IOM calls for sweeping efforts on patient safety
A report on the use of health IT and its impact on patient safety, released at a news briefing Nov. 10 in the nation's capital, calls for funding a new Health IT Safety Council to evaluate criteria for assessing and monitoring the safe use of health IT.
That recommendation is among 10 recommendations the IOM is making in its call for sweeping changes that touch every aspect of the industry – care providers, technology vendors, policymakers and officials at the highest levels of government.
"I think the report will bring more stakeholders together to improve quality and safety of care, and I think this committee will be an important part of that," ONC chief Farzad Mostashari, MD, said at a meeting of the federal Health IT Policy Committee meeting on Nov. 9.
Paul Tang, MD, CMIO of Palo Alto Medical Center and also a member of the Health IT Policy panel, agreed. "ONC takes safety very seriously," he said.
“The governement wants to be proactive in understanding risks and how we can mitigate the risks," Tang added.
However, there may also be legal barriers, he noted; there may be laws that prohibit looking at safety risks. Some of the contracts providers make with vendors have an indemnity clauses, for instance.
Design of system is also a factor, Tang added; there is a certain amount of customization that is required.
The IOM report makes clear that the safe application of health information technoliogy is a life-or-death issue. And it urges Health and Human Services Secretary Kathleen Sebelius to call on Congress to establish an independent federal entity for investigating patient safety deaths, serious injuries or potentially unsafe conditions associated with health IT.
IOM, best known for its watershed 1999 report on medical errors, “To Err is Human,” is the health arm of the National Academy of Sciences.

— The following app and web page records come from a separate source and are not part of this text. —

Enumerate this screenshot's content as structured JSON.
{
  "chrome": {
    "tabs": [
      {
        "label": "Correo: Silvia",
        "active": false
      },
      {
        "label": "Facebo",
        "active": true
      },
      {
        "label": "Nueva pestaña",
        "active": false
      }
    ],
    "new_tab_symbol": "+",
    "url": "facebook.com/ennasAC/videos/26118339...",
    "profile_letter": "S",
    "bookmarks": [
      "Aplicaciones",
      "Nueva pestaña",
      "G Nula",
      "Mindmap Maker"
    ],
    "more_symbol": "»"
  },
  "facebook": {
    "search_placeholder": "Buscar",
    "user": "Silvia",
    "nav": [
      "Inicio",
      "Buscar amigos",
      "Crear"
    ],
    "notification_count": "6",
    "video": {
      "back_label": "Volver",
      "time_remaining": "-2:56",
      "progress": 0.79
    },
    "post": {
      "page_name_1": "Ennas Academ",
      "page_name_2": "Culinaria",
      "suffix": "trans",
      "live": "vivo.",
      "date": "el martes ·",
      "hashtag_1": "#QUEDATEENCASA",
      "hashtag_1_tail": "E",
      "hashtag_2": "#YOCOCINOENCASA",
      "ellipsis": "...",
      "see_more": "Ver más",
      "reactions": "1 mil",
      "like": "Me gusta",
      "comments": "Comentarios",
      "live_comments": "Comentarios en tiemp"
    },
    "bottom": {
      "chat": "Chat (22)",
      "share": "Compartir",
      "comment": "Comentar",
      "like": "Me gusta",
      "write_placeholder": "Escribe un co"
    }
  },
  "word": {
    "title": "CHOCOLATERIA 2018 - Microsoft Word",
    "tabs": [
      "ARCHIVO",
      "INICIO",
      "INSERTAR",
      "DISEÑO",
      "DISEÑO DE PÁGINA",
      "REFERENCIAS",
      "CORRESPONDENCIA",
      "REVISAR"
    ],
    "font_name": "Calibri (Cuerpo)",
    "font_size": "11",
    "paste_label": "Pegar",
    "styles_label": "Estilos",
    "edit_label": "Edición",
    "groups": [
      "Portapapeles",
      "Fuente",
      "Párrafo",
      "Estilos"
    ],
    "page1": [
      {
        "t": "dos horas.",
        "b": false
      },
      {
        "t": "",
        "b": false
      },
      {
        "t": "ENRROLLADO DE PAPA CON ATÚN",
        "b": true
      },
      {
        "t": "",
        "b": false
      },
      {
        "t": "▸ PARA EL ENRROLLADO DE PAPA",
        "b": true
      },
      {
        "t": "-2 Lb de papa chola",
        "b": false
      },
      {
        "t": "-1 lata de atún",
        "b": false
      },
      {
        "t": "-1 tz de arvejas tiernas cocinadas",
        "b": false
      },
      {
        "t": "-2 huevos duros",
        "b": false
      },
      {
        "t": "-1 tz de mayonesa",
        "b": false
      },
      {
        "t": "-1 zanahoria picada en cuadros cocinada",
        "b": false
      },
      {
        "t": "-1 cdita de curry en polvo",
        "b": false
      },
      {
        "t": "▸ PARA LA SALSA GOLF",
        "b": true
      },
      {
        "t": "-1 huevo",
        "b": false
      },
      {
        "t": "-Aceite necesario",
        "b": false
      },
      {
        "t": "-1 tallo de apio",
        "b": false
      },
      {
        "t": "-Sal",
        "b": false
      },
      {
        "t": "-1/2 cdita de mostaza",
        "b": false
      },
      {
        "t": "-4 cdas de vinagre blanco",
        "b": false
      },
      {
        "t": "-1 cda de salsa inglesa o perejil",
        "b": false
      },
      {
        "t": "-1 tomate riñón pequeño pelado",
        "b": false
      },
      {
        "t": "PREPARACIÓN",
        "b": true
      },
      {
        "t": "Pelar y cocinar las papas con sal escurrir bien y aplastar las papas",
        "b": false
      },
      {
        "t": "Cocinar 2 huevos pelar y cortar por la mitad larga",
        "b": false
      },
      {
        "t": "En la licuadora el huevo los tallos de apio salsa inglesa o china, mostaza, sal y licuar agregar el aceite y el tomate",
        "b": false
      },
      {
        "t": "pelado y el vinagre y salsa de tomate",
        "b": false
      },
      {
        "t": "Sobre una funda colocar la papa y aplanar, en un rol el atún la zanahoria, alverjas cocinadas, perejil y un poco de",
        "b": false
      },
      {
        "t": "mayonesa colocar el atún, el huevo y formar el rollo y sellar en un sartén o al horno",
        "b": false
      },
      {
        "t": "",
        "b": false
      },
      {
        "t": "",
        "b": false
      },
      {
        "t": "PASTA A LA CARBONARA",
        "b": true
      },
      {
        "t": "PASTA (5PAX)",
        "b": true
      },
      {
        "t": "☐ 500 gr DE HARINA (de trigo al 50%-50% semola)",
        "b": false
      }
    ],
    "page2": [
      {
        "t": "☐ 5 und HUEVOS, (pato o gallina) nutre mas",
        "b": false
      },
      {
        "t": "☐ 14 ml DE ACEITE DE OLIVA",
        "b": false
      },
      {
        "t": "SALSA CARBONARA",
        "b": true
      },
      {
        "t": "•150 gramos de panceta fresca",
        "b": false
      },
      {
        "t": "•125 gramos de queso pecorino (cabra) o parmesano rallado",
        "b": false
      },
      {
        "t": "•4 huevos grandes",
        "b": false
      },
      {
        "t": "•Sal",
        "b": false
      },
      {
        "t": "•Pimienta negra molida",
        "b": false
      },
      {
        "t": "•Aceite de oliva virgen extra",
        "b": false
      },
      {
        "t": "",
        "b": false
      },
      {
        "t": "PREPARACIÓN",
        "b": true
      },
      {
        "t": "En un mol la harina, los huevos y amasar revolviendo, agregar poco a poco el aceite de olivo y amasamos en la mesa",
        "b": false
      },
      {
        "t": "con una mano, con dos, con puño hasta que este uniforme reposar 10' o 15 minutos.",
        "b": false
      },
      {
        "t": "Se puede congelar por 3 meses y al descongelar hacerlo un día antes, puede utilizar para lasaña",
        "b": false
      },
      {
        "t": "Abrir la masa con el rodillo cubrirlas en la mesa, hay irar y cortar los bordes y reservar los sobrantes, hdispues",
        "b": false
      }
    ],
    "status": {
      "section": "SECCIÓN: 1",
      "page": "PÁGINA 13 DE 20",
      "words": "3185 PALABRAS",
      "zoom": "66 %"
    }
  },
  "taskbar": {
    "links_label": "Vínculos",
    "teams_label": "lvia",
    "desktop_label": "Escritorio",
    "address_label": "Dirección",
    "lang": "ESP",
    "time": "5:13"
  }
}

It is an independent, nonprofit organization that works outside of government to provide unbiased and authoritative advice to decision makers and the public.
This new report, “Health IT and Patient Safety: Building Safer Systems for Better Care,” examines a broad range of health information technologies and recommends actions the government, healthcare providers and technology vendors should take to improve patient safety.
Its call for an independent federal entity, however, comes at a time when the federal government is in gridlock – and apparently averse to what many view as “big government.”
On the vendor front, the IOM recommends that the secretary of HHS ensure that health IT vendors support the free exchange of information about health IT experiences and issues and also urges HHS to establish a mechanism for both vendors and users to report health IT-related deaths, serious injuries or unsafe conditions.
"We appreciate the focus this report places on patient safety," Allscripts executives told Healthcare IT News in a written response. "It is a top priority for Allscripts."
The IOM recommends setting up an independent federal entity, similar to the National Transportation Safety Board, to investigate deaths, serious injuries or unsafe conditions associated with health IT.
But Allscripts officials suggest a different approach.
"We instead suggest that Patient Safety Organizations (PSOs), as established in the 2005 Quality and Patient Safety Act, would be the appropriate structure for adverse event reporting, rather than the creation of an entirely new regulatory structure," the statement said. "PSOs are a model already familiar to many healthcare organizations and would achieve the aims of the desired event reporting without the cost of creating and maintaining a new government body.
"Further, we are in favor of having vendors participate in the adverse event reporting process, as we support all efforts to promulgate a learning health system that expands the associated benefits of improved patient care and decreased costs stemming from health information technology use."
Healthcare IT News Managing Editor Mike Miliard and Washington D.C.-based Healthcare IT News Senior Editor Diana Manos contributed to this report.
The IOM's 10 recommendations are on the next page.